[WHAT IS NEEDED]
Supply the number of lines in the listing below in which the word "GerbangUtamaITB" occurs, and nothing else.

[AVAILABLE DATA]
________________________________________
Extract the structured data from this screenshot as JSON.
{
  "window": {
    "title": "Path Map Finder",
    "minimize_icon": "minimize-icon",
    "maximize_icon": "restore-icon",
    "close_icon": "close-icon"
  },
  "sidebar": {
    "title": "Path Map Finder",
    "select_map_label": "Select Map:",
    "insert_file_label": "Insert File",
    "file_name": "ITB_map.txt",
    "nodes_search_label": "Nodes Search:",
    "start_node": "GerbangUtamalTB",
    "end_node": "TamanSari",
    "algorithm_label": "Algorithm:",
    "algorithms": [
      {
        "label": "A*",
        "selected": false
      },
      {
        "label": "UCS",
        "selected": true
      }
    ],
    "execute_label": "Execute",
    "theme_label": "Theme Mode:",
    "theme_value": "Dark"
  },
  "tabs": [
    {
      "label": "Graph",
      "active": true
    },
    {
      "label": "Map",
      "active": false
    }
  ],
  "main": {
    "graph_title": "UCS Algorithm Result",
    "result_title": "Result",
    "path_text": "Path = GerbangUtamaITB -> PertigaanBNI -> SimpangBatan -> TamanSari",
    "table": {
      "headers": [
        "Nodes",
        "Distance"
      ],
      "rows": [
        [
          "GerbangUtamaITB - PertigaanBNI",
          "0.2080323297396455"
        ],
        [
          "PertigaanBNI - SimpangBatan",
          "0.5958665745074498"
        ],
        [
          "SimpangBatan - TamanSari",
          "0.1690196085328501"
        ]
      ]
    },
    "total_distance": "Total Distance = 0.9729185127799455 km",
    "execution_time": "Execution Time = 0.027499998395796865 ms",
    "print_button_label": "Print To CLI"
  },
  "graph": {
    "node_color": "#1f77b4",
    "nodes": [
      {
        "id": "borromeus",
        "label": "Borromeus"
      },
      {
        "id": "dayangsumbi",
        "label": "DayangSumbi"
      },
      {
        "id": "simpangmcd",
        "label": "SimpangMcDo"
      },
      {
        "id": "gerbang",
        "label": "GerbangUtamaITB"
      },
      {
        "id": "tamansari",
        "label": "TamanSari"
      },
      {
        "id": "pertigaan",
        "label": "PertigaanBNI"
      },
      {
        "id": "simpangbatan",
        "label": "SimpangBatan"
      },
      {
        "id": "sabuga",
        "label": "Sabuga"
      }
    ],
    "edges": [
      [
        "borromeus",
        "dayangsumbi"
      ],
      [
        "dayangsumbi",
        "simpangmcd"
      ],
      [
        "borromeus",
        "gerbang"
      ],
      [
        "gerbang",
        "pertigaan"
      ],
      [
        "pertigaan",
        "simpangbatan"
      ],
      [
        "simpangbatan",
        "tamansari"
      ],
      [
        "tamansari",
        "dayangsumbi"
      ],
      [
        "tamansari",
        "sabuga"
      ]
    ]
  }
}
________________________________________
[EXERCISE ANSWER]
3